The bird flies in large concentric circles high up into the sky and then free falls like a leaf dropping from a tree back down to the ground. The accent is marked by a whistling sound that can be best described as a tea kettle starting to boil. This sound is made by the wind passing through gaps in the flight feathers of the woodcock. Once at the apex, the free fall is silent and breathtaking as it appears this little bird has no fear as it plummets back to the ground.

We watched the woodcock fly high in the sky and begin its freefall. I had seen this many times in Minnesota when I worked at Minnesota Valley National Wildlife Refuge, but to see a skydance this far South is a rare and amazing treat. In fact, I had never had a chance to take my wife and children to see a skydance in Minnesota and had thought they may never see one.
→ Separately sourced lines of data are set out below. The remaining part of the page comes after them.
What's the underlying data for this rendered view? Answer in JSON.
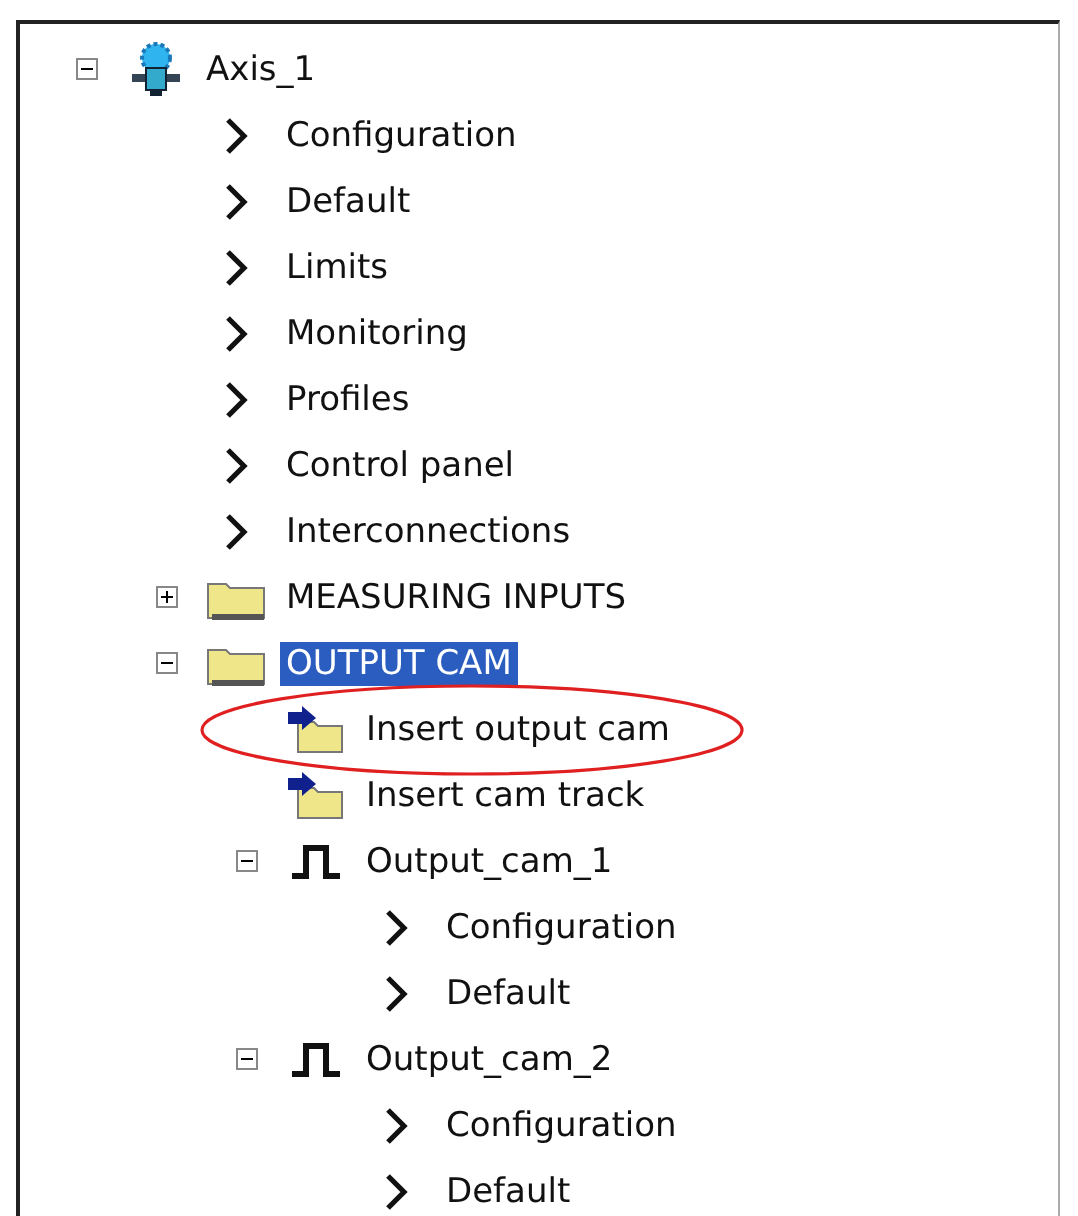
{
  "tree": [
    {
      "kind": "axis",
      "label": "Axis_1",
      "expanded": true,
      "selected": false,
      "children": [
        {
          "kind": "setting",
          "label": "Configuration",
          "selected": false
        },
        {
          "kind": "setting",
          "label": "Default",
          "selected": false
        },
        {
          "kind": "setting",
          "label": "Limits",
          "selected": false
        },
        {
          "kind": "setting",
          "label": "Monitoring",
          "selected": false
        },
        {
          "kind": "setting",
          "label": "Profiles",
          "selected": false
        },
        {
          "kind": "setting",
          "label": "Control panel",
          "selected": false
        },
        {
          "kind": "setting",
          "label": "Interconnections",
          "selected": false
        },
        {
          "kind": "folder",
          "label": "MEASURING INPUTS",
          "expanded": false,
          "selected": false
        },
        {
          "kind": "folder",
          "label": "OUTPUT CAM",
          "expanded": true,
          "selected": true,
          "children": [
            {
              "kind": "action",
              "label": "Insert output cam",
              "selected": false,
              "highlighted": true
            },
            {
              "kind": "action",
              "label": "Insert cam track",
              "selected": false
            },
            {
              "kind": "cam",
              "label": "Output_cam_1",
              "expanded": true,
              "selected": false,
              "children": [
                {
                  "kind": "setting",
                  "label": "Configuration",
                  "selected": false
                },
                {
                  "kind": "setting",
                  "label": "Default",
                  "selected": false
                }
              ]
            },
            {
              "kind": "cam",
              "label": "Output_cam_2",
              "expanded": true,
              "selected": false,
              "children": [
                {
                  "kind": "setting",
                  "label": "Configuration",
                  "selected": false
                },
                {
                  "kind": "setting",
                  "label": "Default",
                  "selected": false
                }
              ]
            }
          ]
        }
      ]
    }
  ]
}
But here, sitting at out home on White River Refuge, we watched a woodcock perform its version of the evening air show.

I began to think about how special spring is for wildlife observation on the Refuge as well as all the species that wait for the spring and summer months to put weight back on after a long migration, hibernation, or months of limited forging during the cold months of winter. I thought about the woodcock’s bill penetrating the ground to find earthworms, the robins picking through leaves for insects, and bears that would be waking from winter’s sleep and searching for food after loosing 1/3 of their body weight over the winter. And of course I could never forget the buffalo gnats and mosquitoes swarming overhead hoping to feast on us and other unfortunate mammals. All these animals see spring as a renewal time to replenish themselves while I am attempting to do the exact opposite as winter has been a little too good to me!

Last updated: September 10, 2008